While title insurance is not required in a cash transaction, for most people, the purchase of real estate, whether residential, commercial, or industrial property, represents the single largest monetary investment of their lives. Therefore, protecting that investment is of paramount importance. The likelihood of a title defect, while statistically rare, can result in a catastrophic loss that can be prevented with the purchase of title insurance coverage. The costs associated with obtaining title insurance are miniscule in comparison to the losses that can occur from claims such as those identified in the preceding FAQ, particularly when consideration is given to the costs and expenses (including attorney fees) of defending a claim or clearing a title defect. The purchase of title insurance remains our strongest recommendation, unqualified.
The following information is available from the Sarasota County Property Appraiser’s website https://www.sc-pa.com/homestead/overview/:
When applying for the Homestead Exemption, you will need to provide to the County Property Appraiser’s Office several items listed below that serve as evidence of property ownership and Florida permanent residence. Married couples are required to provide this information for both spouses:
- Evidence of ownership or beneficial interest (a copy of your deed to the property, or tax bill)
- Evidence of permanent Florida Residence (a valid Florida Driver’s License or valid Florida ID Card (must reflect the permanent residence address)
- And present, at minimum, one of the following:
o Florida vehicle registration
o Proof of Florida voter registration (must reflect permanent residence address)
o A formal declaration of domicile recorded in the Public Records
- Or present, at minimum, two of the following:
o Employment verification (W-2 form or paystub referencing permanent residence address)
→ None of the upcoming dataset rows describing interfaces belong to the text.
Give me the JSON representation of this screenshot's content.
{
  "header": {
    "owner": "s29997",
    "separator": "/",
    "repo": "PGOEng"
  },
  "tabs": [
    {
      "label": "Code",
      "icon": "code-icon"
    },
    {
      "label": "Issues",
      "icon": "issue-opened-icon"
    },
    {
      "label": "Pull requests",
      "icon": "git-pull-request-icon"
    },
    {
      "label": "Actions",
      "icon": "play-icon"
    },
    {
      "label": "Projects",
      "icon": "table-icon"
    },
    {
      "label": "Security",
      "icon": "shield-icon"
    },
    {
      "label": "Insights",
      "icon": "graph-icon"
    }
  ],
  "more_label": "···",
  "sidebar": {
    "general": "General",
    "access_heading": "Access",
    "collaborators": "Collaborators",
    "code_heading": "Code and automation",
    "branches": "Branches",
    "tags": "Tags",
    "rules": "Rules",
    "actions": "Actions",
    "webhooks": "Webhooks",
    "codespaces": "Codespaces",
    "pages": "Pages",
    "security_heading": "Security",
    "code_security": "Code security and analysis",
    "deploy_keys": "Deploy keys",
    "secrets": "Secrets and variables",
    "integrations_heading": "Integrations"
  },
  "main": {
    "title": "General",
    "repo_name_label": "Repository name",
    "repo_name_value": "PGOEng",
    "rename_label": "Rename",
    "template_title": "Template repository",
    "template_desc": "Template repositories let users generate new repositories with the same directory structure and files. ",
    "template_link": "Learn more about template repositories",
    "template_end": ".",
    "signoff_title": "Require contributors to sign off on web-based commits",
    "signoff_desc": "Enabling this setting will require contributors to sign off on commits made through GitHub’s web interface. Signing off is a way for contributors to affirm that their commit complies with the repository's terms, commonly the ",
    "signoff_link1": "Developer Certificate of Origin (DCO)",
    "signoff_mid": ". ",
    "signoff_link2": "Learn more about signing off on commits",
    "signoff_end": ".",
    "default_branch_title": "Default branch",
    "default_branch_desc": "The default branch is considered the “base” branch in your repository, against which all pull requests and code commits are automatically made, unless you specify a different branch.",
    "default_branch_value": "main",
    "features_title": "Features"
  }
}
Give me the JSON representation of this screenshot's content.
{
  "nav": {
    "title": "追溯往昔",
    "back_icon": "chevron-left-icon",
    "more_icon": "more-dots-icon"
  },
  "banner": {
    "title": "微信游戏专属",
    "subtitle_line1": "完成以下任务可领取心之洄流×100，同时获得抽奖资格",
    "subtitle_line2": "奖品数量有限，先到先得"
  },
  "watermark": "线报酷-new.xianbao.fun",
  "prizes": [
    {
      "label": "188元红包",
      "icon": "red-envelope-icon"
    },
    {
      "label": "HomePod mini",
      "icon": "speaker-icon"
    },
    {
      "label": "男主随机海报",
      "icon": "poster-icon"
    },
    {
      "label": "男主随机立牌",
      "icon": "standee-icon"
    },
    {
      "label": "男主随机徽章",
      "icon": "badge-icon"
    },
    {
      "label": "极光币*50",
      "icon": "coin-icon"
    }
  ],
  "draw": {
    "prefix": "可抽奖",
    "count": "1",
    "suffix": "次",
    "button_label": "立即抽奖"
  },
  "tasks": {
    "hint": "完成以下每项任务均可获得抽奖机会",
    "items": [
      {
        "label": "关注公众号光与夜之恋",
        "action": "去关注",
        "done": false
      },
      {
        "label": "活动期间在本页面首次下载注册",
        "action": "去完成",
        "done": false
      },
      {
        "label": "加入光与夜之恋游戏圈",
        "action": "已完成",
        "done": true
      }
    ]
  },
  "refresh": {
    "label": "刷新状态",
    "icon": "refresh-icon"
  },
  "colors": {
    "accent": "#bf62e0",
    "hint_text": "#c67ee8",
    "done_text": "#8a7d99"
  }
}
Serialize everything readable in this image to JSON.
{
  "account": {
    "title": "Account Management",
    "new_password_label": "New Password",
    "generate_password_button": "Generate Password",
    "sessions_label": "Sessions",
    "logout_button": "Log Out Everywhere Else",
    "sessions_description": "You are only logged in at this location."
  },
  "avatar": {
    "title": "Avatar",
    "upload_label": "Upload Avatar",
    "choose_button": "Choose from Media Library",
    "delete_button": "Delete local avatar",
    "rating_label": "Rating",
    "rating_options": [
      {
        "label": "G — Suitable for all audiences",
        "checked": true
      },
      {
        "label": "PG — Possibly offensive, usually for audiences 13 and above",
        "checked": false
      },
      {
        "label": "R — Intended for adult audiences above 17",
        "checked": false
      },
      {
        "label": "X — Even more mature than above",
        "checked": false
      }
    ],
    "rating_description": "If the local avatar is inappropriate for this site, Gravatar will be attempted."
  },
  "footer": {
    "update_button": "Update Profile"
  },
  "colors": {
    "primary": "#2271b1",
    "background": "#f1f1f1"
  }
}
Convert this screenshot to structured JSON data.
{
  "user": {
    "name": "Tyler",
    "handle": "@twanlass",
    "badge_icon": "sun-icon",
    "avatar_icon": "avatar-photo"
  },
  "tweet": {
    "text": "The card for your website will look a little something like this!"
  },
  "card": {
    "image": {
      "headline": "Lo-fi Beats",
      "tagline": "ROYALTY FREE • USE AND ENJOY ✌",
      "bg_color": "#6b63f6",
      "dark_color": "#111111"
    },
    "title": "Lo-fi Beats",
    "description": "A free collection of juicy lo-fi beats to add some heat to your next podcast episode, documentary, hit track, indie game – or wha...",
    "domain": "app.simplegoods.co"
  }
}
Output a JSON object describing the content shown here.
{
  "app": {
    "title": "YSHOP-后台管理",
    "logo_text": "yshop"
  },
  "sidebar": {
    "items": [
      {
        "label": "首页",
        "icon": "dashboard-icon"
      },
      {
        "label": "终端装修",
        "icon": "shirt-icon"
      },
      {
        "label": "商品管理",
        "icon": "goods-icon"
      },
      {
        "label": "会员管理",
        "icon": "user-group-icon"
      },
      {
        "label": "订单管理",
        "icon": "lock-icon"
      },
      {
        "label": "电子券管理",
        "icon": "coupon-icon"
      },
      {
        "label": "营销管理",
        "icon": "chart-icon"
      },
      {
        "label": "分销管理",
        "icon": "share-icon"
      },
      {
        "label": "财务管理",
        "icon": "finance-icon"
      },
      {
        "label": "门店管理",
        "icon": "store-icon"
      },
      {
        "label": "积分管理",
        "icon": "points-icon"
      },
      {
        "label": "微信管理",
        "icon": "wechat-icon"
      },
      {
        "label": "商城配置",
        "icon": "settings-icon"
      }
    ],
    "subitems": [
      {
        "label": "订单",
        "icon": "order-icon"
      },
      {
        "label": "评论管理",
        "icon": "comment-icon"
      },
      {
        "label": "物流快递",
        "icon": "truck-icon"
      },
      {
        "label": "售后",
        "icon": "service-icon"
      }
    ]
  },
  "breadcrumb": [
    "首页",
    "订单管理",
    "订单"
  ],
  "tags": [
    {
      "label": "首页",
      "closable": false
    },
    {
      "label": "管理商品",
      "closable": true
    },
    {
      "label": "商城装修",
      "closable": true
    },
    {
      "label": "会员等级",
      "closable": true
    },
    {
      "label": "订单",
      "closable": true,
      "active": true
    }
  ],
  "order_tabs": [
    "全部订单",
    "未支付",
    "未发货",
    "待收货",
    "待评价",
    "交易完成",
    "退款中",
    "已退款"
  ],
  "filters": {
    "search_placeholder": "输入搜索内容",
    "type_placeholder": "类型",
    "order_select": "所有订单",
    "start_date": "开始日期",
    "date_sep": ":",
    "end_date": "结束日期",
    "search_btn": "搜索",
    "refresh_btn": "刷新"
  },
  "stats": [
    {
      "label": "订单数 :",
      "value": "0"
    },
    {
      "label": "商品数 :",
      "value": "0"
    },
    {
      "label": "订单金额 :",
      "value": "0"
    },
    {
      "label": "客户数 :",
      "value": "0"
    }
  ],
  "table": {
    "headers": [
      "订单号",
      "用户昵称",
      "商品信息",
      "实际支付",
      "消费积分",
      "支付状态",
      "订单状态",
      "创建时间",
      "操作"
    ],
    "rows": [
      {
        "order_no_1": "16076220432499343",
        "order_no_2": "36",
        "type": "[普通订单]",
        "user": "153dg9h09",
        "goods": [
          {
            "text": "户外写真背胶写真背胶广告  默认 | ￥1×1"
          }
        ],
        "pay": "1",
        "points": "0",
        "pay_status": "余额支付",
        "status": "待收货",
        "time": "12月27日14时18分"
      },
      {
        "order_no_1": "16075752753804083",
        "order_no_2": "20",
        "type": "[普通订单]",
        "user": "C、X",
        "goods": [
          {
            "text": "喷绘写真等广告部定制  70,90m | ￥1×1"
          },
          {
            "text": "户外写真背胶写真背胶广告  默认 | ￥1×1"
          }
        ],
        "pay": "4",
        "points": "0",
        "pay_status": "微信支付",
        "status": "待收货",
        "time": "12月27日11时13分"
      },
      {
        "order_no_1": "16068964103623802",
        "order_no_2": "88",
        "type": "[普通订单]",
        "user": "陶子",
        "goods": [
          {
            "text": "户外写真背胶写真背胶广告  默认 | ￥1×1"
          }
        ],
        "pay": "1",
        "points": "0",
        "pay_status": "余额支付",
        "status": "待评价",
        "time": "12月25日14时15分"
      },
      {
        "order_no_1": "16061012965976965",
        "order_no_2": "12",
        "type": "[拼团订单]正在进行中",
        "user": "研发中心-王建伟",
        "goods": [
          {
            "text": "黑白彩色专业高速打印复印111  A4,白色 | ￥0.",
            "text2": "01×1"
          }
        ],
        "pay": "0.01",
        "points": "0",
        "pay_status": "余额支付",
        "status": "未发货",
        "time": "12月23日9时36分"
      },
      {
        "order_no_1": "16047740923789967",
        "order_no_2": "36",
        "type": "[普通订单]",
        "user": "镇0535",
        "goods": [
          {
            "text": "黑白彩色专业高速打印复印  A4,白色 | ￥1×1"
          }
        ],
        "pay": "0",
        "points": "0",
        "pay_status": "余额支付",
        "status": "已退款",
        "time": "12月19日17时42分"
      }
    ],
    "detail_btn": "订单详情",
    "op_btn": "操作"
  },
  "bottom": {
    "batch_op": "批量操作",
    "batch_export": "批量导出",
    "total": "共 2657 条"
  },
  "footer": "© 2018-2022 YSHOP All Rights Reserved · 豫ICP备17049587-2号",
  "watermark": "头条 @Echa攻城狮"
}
o Previous residency exemption termination (date of sale or cancellation of exemption at previous primary residence)
o Evidence of location where the applicant’s dependent children are registered for school
o Federal income tax returns listing the permanent residence address
o Proof of payment for utilities or bank statements or checking account information mailed to address for which permanent residency is being claimed
- All applicants are required by Florida law to provide their Social Security Number
- If you are a Permanent Resident Alien and not a U.S. Citizen, you will need to show your Alien Registration Card
Typically, subdivisions created in the last twenty (20) years now require buyers to be approved by the homeowner’s association (HOA) prior to purchasing a property in the subdivision. This application requirement can be found in the subdivision’s recorded Declaration of Restrictions or Bylaws. The application requirement sets forth the application process and timing requirements. Buyers purchasing property in such a subdivision need to make sure they comply with the application process, including timely submitting their application for approval. This is especially important since it seems to now be a common practice for some HOA’s and/or respective management companies not to release the HOA’s estoppel certificate to the closing agent until the buyer has submitted an application for approval to the HOA. If the deed restricted community requires approval by the HOA, it is important to make the Contract contingent upon the buyer being approved by the HOA.